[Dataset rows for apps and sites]
★ ★ ★ ★

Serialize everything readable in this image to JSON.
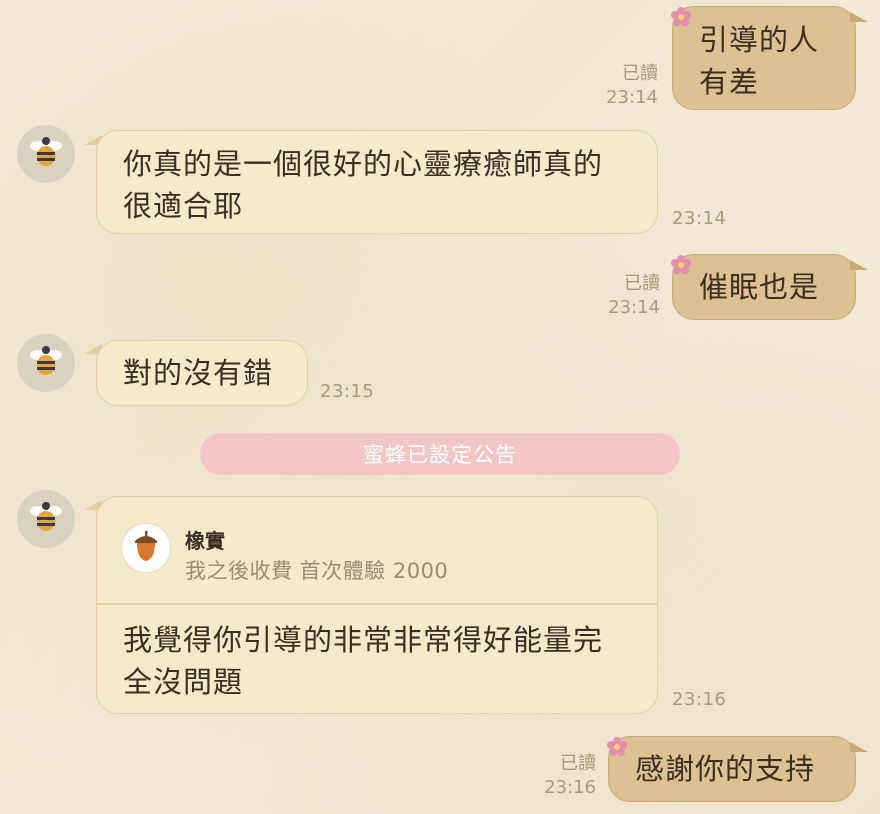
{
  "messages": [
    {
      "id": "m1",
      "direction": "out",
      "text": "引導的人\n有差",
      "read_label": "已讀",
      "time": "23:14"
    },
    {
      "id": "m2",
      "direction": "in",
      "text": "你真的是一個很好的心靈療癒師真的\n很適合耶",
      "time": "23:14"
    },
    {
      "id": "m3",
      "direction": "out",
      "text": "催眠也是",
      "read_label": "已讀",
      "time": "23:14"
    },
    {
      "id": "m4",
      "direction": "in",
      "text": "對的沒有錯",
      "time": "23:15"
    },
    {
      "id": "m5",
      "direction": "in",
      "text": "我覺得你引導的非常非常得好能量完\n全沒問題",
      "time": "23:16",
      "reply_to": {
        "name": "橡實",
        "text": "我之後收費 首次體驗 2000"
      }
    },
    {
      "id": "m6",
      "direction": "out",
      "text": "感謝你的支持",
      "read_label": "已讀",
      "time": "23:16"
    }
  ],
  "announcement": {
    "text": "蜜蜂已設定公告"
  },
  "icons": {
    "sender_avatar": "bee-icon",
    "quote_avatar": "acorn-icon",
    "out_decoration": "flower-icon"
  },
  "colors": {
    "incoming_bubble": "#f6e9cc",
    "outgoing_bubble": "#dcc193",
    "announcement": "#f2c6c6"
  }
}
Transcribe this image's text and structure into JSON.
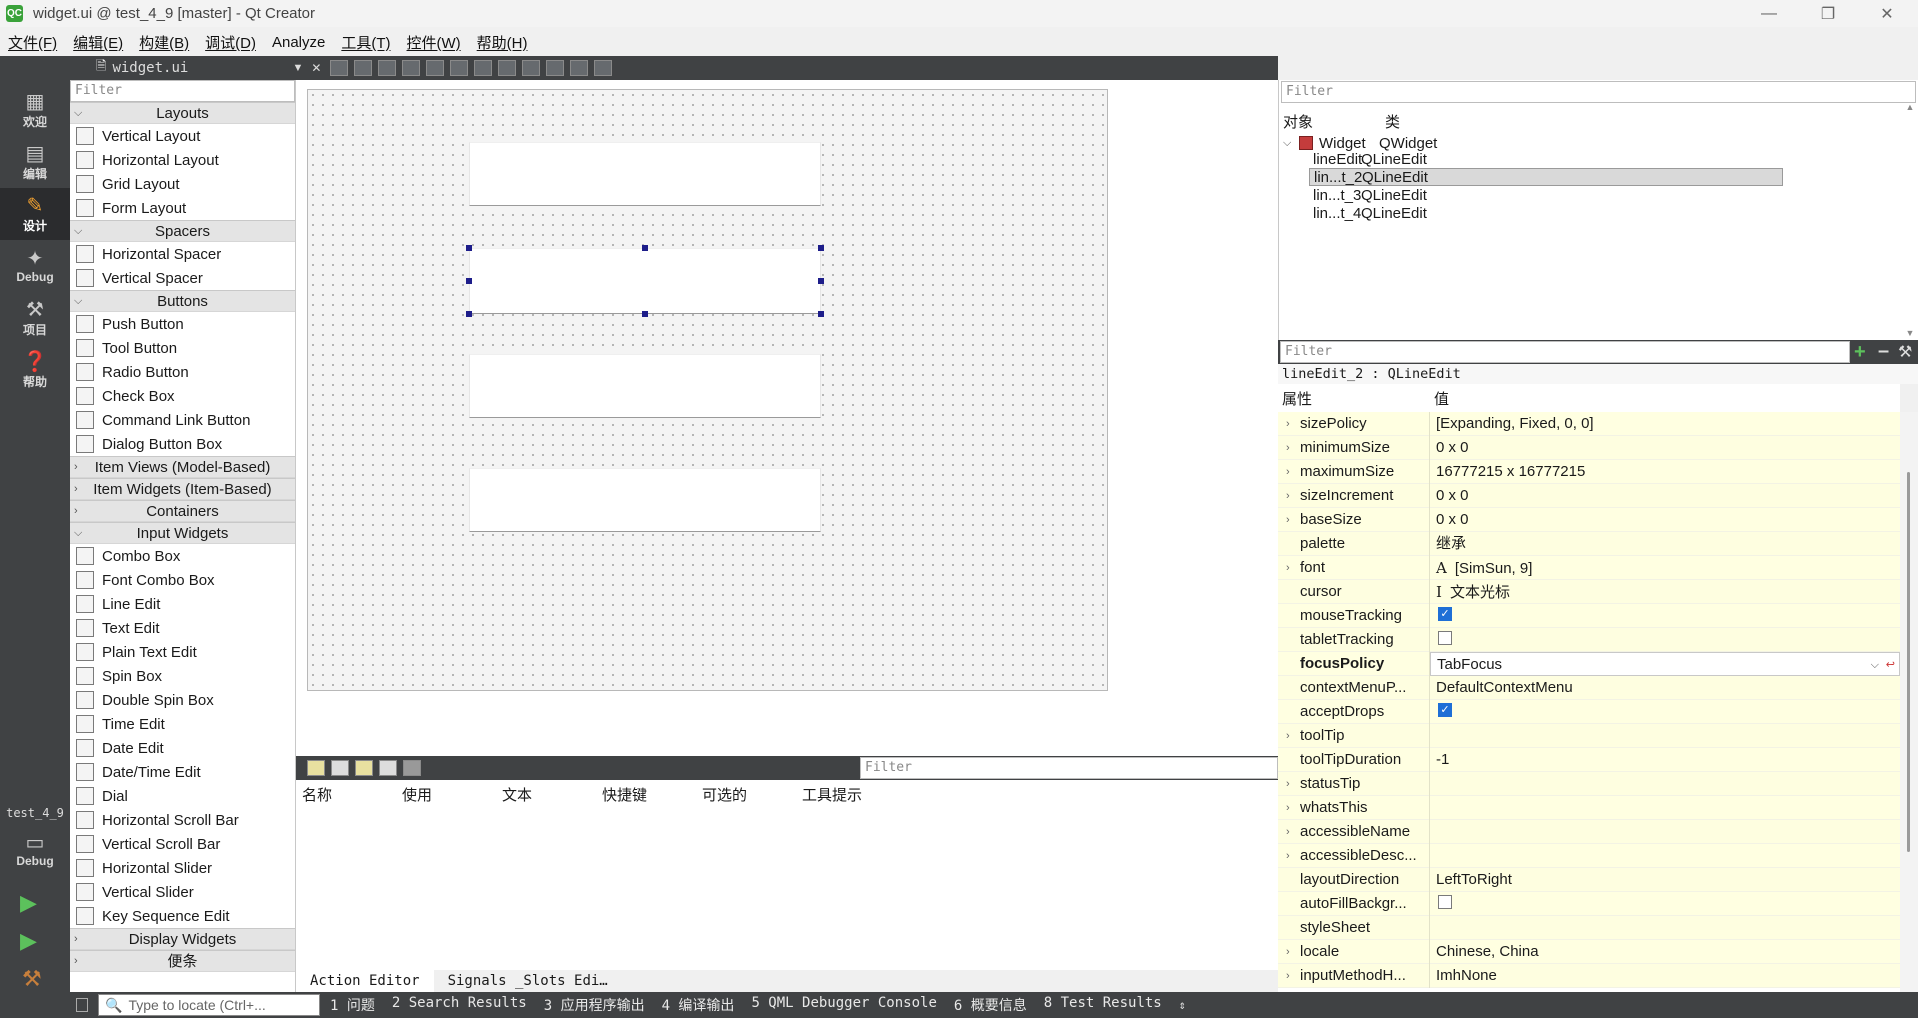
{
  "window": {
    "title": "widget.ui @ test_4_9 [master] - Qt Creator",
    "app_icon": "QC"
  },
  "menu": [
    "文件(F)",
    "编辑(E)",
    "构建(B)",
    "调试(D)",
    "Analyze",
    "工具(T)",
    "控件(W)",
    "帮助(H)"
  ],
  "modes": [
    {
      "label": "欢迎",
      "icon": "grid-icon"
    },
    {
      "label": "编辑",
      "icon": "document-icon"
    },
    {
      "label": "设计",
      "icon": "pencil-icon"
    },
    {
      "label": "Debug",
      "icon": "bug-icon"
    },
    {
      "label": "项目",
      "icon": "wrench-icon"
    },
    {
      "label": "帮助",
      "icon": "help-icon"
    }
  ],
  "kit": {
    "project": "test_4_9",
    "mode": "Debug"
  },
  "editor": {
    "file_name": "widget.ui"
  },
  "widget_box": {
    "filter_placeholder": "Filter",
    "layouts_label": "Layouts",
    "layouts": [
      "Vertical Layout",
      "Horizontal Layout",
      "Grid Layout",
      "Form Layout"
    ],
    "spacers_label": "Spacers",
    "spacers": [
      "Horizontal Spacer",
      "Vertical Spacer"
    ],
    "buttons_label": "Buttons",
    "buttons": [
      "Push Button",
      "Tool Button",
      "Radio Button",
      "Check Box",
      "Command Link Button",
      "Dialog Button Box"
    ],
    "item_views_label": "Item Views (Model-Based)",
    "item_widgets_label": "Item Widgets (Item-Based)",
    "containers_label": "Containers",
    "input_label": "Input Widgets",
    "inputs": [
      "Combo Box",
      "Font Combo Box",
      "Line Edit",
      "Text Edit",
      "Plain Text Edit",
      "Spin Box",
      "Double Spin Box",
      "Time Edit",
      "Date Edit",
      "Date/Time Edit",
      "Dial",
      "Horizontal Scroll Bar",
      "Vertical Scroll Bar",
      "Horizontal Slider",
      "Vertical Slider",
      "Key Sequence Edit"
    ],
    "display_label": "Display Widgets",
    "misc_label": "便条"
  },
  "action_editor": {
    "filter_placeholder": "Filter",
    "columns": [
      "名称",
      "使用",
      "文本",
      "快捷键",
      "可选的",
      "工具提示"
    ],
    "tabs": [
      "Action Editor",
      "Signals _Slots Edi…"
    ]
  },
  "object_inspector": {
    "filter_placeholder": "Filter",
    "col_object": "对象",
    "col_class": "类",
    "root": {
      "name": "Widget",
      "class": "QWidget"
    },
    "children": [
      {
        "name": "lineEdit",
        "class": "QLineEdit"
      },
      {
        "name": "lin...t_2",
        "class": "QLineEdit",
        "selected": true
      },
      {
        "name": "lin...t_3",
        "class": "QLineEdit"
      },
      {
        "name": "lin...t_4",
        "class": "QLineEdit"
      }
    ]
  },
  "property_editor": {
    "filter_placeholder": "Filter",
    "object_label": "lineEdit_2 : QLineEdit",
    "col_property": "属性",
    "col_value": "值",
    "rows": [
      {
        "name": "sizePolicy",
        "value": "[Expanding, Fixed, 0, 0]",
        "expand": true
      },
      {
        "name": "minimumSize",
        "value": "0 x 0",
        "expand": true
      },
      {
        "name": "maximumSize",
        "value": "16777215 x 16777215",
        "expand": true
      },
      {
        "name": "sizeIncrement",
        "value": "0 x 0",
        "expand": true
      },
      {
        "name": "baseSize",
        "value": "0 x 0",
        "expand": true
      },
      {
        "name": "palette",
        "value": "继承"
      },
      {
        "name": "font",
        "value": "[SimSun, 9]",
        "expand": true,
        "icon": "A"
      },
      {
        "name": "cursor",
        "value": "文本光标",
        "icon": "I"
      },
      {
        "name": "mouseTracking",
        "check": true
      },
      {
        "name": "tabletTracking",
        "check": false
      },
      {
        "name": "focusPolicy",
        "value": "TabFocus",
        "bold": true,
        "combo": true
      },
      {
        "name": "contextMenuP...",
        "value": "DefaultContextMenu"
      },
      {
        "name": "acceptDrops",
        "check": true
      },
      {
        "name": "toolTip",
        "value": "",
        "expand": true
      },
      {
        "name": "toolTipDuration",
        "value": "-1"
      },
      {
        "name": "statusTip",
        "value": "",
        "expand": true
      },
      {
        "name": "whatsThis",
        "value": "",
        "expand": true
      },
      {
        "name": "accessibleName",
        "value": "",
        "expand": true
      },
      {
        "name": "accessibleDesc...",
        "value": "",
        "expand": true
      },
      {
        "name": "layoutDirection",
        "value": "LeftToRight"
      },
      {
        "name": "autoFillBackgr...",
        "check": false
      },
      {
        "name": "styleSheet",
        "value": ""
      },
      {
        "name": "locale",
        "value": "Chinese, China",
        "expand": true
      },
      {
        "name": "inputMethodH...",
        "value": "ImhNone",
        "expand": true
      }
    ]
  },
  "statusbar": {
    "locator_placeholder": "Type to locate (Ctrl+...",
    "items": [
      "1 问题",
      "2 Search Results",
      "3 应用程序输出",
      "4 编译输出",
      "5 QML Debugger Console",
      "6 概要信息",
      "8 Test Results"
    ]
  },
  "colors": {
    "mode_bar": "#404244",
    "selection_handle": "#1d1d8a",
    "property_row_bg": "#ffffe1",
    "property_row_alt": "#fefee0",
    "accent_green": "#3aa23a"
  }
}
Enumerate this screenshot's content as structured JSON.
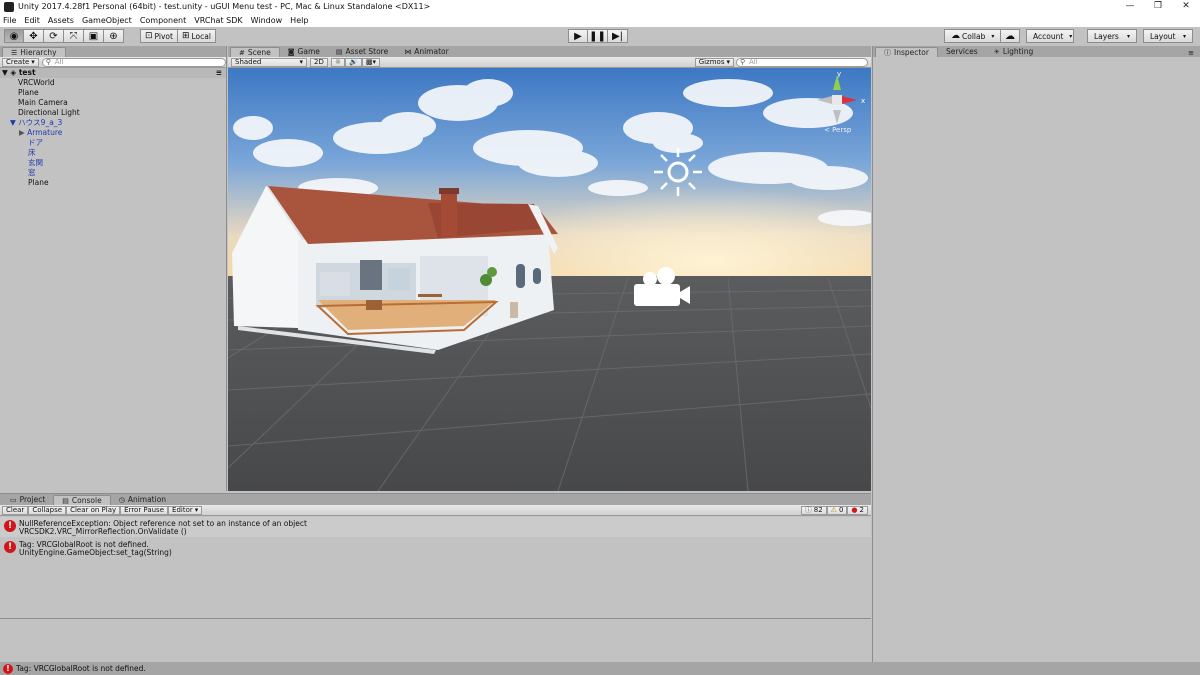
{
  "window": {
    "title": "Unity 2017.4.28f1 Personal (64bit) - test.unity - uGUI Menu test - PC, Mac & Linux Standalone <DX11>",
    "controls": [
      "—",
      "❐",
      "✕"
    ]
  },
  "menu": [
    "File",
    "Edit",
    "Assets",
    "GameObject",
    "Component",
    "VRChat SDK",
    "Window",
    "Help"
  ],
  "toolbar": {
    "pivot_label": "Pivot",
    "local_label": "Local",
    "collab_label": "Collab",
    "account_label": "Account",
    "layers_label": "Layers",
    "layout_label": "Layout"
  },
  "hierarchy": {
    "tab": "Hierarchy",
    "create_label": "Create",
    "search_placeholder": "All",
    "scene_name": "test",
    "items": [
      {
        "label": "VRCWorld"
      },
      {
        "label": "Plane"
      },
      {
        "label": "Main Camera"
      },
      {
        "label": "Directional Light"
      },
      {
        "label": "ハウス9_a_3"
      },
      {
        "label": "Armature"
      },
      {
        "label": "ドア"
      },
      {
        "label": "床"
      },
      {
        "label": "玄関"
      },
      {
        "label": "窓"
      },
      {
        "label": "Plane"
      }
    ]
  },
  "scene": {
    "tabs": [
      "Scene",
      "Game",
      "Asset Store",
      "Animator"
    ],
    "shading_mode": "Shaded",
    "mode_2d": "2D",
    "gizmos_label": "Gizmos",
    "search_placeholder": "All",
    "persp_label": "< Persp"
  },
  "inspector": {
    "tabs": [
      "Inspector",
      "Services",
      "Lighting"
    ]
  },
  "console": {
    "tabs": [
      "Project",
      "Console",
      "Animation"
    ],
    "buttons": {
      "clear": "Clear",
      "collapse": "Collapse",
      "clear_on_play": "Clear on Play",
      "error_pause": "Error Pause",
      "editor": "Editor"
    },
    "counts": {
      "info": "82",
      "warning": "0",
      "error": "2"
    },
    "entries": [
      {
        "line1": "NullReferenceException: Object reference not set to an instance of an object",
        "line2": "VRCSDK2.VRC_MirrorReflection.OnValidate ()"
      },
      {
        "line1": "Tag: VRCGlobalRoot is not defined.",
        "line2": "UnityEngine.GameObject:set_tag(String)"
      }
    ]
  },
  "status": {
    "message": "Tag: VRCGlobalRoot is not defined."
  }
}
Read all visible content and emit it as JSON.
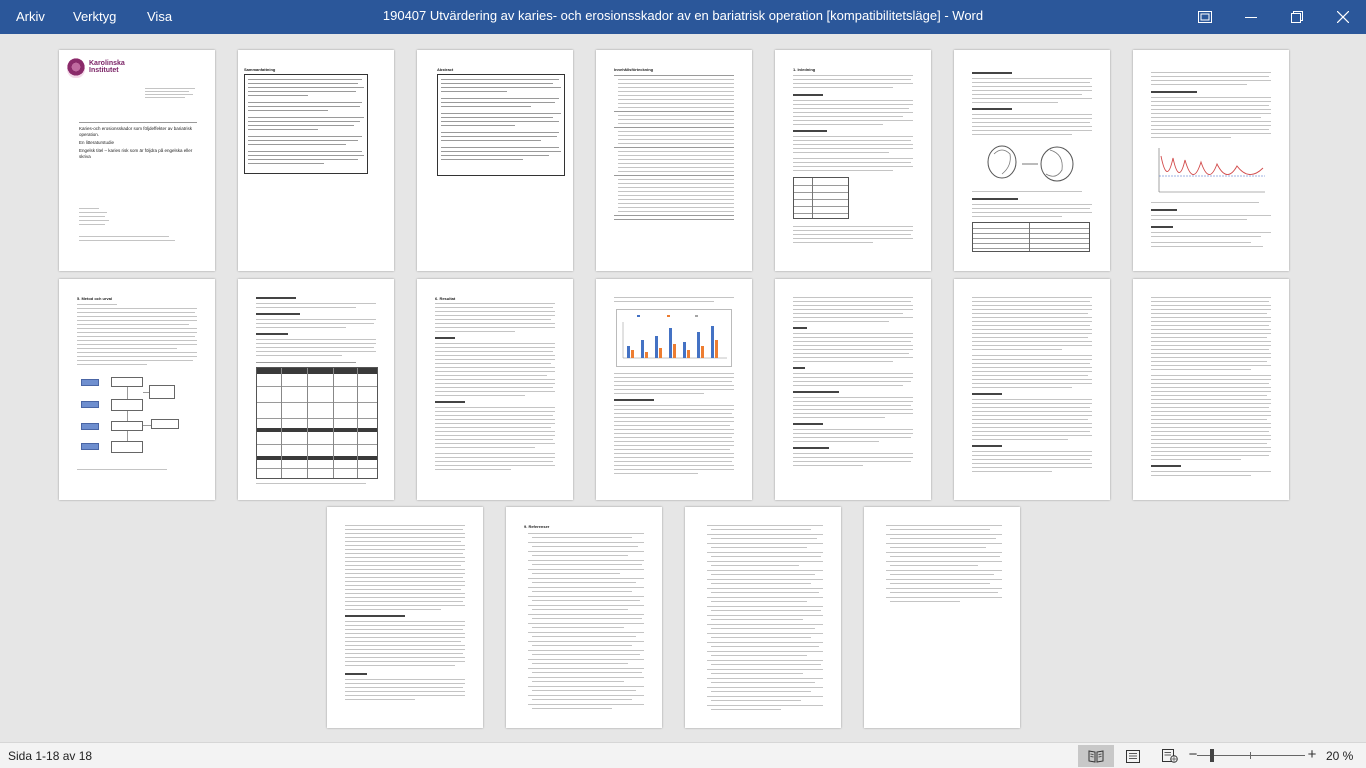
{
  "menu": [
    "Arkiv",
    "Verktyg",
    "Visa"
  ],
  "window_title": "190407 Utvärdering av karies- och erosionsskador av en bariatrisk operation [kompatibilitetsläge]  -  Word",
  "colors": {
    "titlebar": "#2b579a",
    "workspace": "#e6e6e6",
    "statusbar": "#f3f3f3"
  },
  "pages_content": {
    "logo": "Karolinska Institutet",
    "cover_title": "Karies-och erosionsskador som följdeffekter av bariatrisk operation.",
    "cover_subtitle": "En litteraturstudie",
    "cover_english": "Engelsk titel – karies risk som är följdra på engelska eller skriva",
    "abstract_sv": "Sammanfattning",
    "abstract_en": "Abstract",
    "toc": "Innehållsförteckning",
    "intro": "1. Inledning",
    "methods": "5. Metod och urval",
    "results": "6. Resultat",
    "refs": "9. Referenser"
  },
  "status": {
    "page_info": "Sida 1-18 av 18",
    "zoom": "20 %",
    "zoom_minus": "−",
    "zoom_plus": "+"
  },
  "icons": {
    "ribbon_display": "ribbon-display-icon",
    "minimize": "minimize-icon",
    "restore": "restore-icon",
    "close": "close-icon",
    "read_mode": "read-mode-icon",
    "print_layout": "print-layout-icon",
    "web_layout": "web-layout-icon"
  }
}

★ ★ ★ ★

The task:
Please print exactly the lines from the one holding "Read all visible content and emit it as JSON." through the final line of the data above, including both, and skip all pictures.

Result:
Read all visible content and emit it as JSON.
{
  "menu": [
    "Arkiv",
    "Verktyg",
    "Visa"
  ],
  "window_title": "190407 Utvärdering av karies- och erosionsskador av en bariatrisk operation [kompatibilitetsläge]  -  Word",
  "colors": {
    "titlebar": "#2b579a",
    "workspace": "#e6e6e6",
    "statusbar": "#f3f3f3"
  },
  "pages_content": {
    "logo": "Karolinska Institutet",
    "cover_title": "Karies-och erosionsskador som följdeffekter av bariatrisk operation.",
    "cover_subtitle": "En litteraturstudie",
    "cover_english": "Engelsk titel – karies risk som är följdra på engelska eller skriva",
    "abstract_sv": "Sammanfattning",
    "abstract_en": "Abstract",
    "toc": "Innehållsförteckning",
    "intro": "1. Inledning",
    "methods": "5. Metod och urval",
    "results": "6. Resultat",
    "refs": "9. Referenser"
  },
  "status": {
    "page_info": "Sida 1-18 av 18",
    "zoom": "20 %",
    "zoom_minus": "−",
    "zoom_plus": "+"
  },
  "icons": {
    "ribbon_display": "ribbon-display-icon",
    "minimize": "minimize-icon",
    "restore": "restore-icon",
    "close": "close-icon",
    "read_mode": "read-mode-icon",
    "print_layout": "print-layout-icon",
    "web_layout": "web-layout-icon"
  }
}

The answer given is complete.